WHAT YOU WILL DO
Reproduce each record below exactly as written.
++++
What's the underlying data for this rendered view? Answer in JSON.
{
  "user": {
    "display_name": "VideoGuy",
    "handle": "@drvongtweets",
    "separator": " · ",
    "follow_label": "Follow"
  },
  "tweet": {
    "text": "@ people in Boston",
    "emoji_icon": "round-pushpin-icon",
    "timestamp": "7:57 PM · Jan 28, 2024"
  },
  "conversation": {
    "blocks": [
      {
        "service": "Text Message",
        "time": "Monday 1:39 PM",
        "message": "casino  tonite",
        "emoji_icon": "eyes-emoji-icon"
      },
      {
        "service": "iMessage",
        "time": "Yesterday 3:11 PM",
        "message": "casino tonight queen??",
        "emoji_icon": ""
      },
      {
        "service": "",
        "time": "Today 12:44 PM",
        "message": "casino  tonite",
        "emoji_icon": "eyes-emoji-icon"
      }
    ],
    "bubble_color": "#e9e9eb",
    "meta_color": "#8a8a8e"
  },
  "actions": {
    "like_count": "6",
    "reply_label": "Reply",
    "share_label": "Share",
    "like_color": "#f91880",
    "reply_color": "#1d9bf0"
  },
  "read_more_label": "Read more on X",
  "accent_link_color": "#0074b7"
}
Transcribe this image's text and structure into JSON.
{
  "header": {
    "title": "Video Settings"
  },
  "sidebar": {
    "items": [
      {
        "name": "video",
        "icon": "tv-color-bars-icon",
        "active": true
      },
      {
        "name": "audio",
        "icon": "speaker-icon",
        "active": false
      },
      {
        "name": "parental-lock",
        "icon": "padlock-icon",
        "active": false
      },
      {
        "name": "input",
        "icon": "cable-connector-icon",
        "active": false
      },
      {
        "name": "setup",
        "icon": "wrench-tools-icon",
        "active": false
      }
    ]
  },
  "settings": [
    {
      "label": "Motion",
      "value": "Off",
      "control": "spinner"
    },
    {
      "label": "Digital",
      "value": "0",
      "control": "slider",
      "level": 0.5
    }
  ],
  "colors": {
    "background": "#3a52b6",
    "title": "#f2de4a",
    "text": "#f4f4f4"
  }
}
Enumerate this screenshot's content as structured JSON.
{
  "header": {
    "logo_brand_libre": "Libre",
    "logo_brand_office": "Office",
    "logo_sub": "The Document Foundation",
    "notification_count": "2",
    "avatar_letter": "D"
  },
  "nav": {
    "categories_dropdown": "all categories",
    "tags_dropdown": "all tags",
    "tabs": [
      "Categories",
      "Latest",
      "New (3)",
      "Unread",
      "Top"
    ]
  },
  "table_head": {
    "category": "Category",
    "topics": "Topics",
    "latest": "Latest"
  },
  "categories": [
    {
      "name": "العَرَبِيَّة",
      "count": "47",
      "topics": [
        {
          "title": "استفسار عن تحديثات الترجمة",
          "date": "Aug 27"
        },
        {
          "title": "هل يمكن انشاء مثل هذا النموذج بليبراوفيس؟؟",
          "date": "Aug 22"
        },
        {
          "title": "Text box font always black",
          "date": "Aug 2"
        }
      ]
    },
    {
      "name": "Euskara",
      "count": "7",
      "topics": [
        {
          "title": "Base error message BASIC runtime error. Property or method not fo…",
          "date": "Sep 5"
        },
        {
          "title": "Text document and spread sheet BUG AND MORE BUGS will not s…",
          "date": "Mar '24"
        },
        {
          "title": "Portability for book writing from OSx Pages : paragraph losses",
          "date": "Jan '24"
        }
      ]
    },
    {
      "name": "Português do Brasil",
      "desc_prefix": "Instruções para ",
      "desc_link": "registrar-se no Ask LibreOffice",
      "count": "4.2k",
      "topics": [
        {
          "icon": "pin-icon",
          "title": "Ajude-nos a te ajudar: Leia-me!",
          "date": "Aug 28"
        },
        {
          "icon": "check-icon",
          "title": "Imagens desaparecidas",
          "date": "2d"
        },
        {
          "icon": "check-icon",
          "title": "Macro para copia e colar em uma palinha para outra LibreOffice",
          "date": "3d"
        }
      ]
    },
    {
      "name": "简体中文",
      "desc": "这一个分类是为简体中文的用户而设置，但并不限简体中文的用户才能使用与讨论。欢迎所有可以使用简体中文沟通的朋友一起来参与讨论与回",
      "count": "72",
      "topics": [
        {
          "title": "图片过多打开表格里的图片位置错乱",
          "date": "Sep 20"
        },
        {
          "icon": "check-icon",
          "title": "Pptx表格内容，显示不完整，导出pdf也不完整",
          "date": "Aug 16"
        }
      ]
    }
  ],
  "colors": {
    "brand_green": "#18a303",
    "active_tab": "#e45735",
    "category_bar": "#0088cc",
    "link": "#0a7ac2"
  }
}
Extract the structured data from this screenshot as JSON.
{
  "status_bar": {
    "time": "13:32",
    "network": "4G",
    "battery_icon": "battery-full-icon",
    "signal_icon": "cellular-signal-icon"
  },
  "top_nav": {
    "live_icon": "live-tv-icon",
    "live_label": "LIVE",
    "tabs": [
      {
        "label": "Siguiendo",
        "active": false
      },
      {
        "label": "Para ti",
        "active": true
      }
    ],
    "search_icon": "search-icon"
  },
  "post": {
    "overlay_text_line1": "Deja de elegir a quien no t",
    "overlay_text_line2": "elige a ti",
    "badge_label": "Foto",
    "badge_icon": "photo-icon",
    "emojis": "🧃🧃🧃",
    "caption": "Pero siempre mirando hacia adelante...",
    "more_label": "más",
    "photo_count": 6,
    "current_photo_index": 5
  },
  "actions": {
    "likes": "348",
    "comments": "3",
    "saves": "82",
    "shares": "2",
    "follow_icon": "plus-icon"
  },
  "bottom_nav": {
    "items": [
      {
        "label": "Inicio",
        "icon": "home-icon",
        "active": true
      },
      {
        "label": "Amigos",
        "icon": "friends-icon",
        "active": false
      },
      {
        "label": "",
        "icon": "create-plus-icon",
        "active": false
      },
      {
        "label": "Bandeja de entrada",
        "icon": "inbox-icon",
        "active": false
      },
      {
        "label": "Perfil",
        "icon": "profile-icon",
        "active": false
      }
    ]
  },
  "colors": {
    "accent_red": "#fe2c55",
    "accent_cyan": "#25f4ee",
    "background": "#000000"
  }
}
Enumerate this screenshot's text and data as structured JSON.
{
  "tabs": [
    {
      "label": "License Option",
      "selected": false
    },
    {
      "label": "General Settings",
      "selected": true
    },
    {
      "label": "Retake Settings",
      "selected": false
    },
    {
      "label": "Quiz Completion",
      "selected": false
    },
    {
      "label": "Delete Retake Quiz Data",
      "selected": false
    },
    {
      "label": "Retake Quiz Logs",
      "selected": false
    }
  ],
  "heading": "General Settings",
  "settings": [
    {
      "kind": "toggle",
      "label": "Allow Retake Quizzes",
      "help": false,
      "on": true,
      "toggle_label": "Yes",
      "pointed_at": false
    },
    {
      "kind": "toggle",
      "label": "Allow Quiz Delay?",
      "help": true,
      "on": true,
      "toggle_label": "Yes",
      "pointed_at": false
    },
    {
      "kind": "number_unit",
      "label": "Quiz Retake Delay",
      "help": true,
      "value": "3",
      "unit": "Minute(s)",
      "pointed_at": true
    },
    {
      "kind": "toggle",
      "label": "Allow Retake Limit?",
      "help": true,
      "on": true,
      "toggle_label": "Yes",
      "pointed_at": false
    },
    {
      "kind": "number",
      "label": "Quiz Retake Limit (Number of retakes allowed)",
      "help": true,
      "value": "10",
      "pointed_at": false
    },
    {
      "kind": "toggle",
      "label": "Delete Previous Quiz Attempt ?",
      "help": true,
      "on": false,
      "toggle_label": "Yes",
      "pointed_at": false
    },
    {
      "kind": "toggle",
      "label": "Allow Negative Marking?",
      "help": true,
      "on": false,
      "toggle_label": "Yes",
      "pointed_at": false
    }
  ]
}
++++
SOLUTION TO THE PROBLEM
What's the underlying data for this rendered view? Answer in JSON.
{
  "user": {
    "display_name": "VideoGuy",
    "handle": "@drvongtweets",
    "separator": " · ",
    "follow_label": "Follow"
  },
  "tweet": {
    "text": "@ people in Boston",
    "emoji_icon": "round-pushpin-icon",
    "timestamp": "7:57 PM · Jan 28, 2024"
  },
  "conversation": {
    "blocks": [
      {
        "service": "Text Message",
        "time": "Monday 1:39 PM",
        "message": "casino  tonite",
        "emoji_icon": "eyes-emoji-icon"
      },
      {
        "service": "iMessage",
        "time": "Yesterday 3:11 PM",
        "message": "casino tonight queen??",
        "emoji_icon": ""
      },
      {
        "service": "",
        "time": "Today 12:44 PM",
        "message": "casino  tonite",
        "emoji_icon": "eyes-emoji-icon"
      }
    ],
    "bubble_color": "#e9e9eb",
    "meta_color": "#8a8a8e"
  },
  "actions": {
    "like_count": "6",
    "reply_label": "Reply",
    "share_label": "Share",
    "like_color": "#f91880",
    "reply_color": "#1d9bf0"
  },
  "read_more_label": "Read more on X",
  "accent_link_color": "#0074b7"
}
Transcribe this image's text and structure into JSON.
{
  "header": {
    "title": "Video Settings"
  },
  "sidebar": {
    "items": [
      {
        "name": "video",
        "icon": "tv-color-bars-icon",
        "active": true
      },
      {
        "name": "audio",
        "icon": "speaker-icon",
        "active": false
      },
      {
        "name": "parental-lock",
        "icon": "padlock-icon",
        "active": false
      },
      {
        "name": "input",
        "icon": "cable-connector-icon",
        "active": false
      },
      {
        "name": "setup",
        "icon": "wrench-tools-icon",
        "active": false
      }
    ]
  },
  "settings": [
    {
      "label": "Motion",
      "value": "Off",
      "control": "spinner"
    },
    {
      "label": "Digital",
      "value": "0",
      "control": "slider",
      "level": 0.5
    }
  ],
  "colors": {
    "background": "#3a52b6",
    "title": "#f2de4a",
    "text": "#f4f4f4"
  }
}
Enumerate this screenshot's content as structured JSON.
{
  "header": {
    "logo_brand_libre": "Libre",
    "logo_brand_office": "Office",
    "logo_sub": "The Document Foundation",
    "notification_count": "2",
    "avatar_letter": "D"
  },
  "nav": {
    "categories_dropdown": "all categories",
    "tags_dropdown": "all tags",
    "tabs": [
      "Categories",
      "Latest",
      "New (3)",
      "Unread",
      "Top"
    ]
  },
  "table_head": {
    "category": "Category",
    "topics": "Topics",
    "latest": "Latest"
  },
  "categories": [
    {
      "name": "العَرَبِيَّة",
      "count": "47",
      "topics": [
        {
          "title": "استفسار عن تحديثات الترجمة",
          "date": "Aug 27"
        },
        {
          "title": "هل يمكن انشاء مثل هذا النموذج بليبراوفيس؟؟",
          "date": "Aug 22"
        },
        {
          "title": "Text box font always black",
          "date": "Aug 2"
        }
      ]
    },
    {
      "name": "Euskara",
      "count": "7",
      "topics": [
        {
          "title": "Base error message BASIC runtime error. Property or method not fo…",
          "date": "Sep 5"
        },
        {
          "title": "Text document and spread sheet BUG AND MORE BUGS will not s…",
          "date": "Mar '24"
        },
        {
          "title": "Portability for book writing from OSx Pages : paragraph losses",
          "date": "Jan '24"
        }
      ]
    },
    {
      "name": "Português do Brasil",
      "desc_prefix": "Instruções para ",
      "desc_link": "registrar-se no Ask LibreOffice",
      "count": "4.2k",
      "topics": [
        {
          "icon": "pin-icon",
          "title": "Ajude-nos a te ajudar: Leia-me!",
          "date": "Aug 28"
        },
        {
          "icon": "check-icon",
          "title": "Imagens desaparecidas",
          "date": "2d"
        },
        {
          "icon": "check-icon",
          "title": "Macro para copia e colar em uma palinha para outra LibreOffice",
          "date": "3d"
        }
      ]
    },
    {
      "name": "简体中文",
      "desc": "这一个分类是为简体中文的用户而设置，但并不限简体中文的用户才能使用与讨论。欢迎所有可以使用简体中文沟通的朋友一起来参与讨论与回",
      "count": "72",
      "topics": [
        {
          "title": "图片过多打开表格里的图片位置错乱",
          "date": "Sep 20"
        },
        {
          "icon": "check-icon",
          "title": "Pptx表格内容，显示不完整，导出pdf也不完整",
          "date": "Aug 16"
        }
      ]
    }
  ],
  "colors": {
    "brand_green": "#18a303",
    "active_tab": "#e45735",
    "category_bar": "#0088cc",
    "link": "#0a7ac2"
  }
}
Extract the structured data from this screenshot as JSON.
{
  "status_bar": {
    "time": "13:32",
    "network": "4G",
    "battery_icon": "battery-full-icon",
    "signal_icon": "cellular-signal-icon"
  },
  "top_nav": {
    "live_icon": "live-tv-icon",
    "live_label": "LIVE",
    "tabs": [
      {
        "label": "Siguiendo",
        "active": false
      },
      {
        "label": "Para ti",
        "active": true
      }
    ],
    "search_icon": "search-icon"
  },
  "post": {
    "overlay_text_line1": "Deja de elegir a quien no t",
    "overlay_text_line2": "elige a ti",
    "badge_label": "Foto",
    "badge_icon": "photo-icon",
    "emojis": "🧃🧃🧃",
    "caption": "Pero siempre mirando hacia adelante...",
    "more_label": "más",
    "photo_count": 6,
    "current_photo_index": 5
  },
  "actions": {
    "likes": "348",
    "comments": "3",
    "saves": "82",
    "shares": "2",
    "follow_icon": "plus-icon"
  },
  "bottom_nav": {
    "items": [
      {
        "label": "Inicio",
        "icon": "home-icon",
        "active": true
      },
      {
        "label": "Amigos",
        "icon": "friends-icon",
        "active": false
      },
      {
        "label": "",
        "icon": "create-plus-icon",
        "active": false
      },
      {
        "label": "Bandeja de entrada",
        "icon": "inbox-icon",
        "active": false
      },
      {
        "label": "Perfil",
        "icon": "profile-icon",
        "active": false
      }
    ]
  },
  "colors": {
    "accent_red": "#fe2c55",
    "accent_cyan": "#25f4ee",
    "background": "#000000"
  }
}
Enumerate this screenshot's text and data as structured JSON.
{
  "tabs": [
    {
      "label": "License Option",
      "selected": false
    },
    {
      "label": "General Settings",
      "selected": true
    },
    {
      "label": "Retake Settings",
      "selected": false
    },
    {
      "label": "Quiz Completion",
      "selected": false
    },
    {
      "label": "Delete Retake Quiz Data",
      "selected": false
    },
    {
      "label": "Retake Quiz Logs",
      "selected": false
    }
  ],
  "heading": "General Settings",
  "settings": [
    {
      "kind": "toggle",
      "label": "Allow Retake Quizzes",
      "help": false,
      "on": true,
      "toggle_label": "Yes",
      "pointed_at": false
    },
    {
      "kind": "toggle",
      "label": "Allow Quiz Delay?",
      "help": true,
      "on": true,
      "toggle_label": "Yes",
      "pointed_at": false
    },
    {
      "kind": "number_unit",
      "label": "Quiz Retake Delay",
      "help": true,
      "value": "3",
      "unit": "Minute(s)",
      "pointed_at": true
    },
    {
      "kind": "toggle",
      "label": "Allow Retake Limit?",
      "help": true,
      "on": true,
      "toggle_label": "Yes",
      "pointed_at": false
    },
    {
      "kind": "number",
      "label": "Quiz Retake Limit (Number of retakes allowed)",
      "help": true,
      "value": "10",
      "pointed_at": false
    },
    {
      "kind": "toggle",
      "label": "Delete Previous Quiz Attempt ?",
      "help": true,
      "on": false,
      "toggle_label": "Yes",
      "pointed_at": false
    },
    {
      "kind": "toggle",
      "label": "Allow Negative Marking?",
      "help": true,
      "on": false,
      "toggle_label": "Yes",
      "pointed_at": false
    }
  ]
}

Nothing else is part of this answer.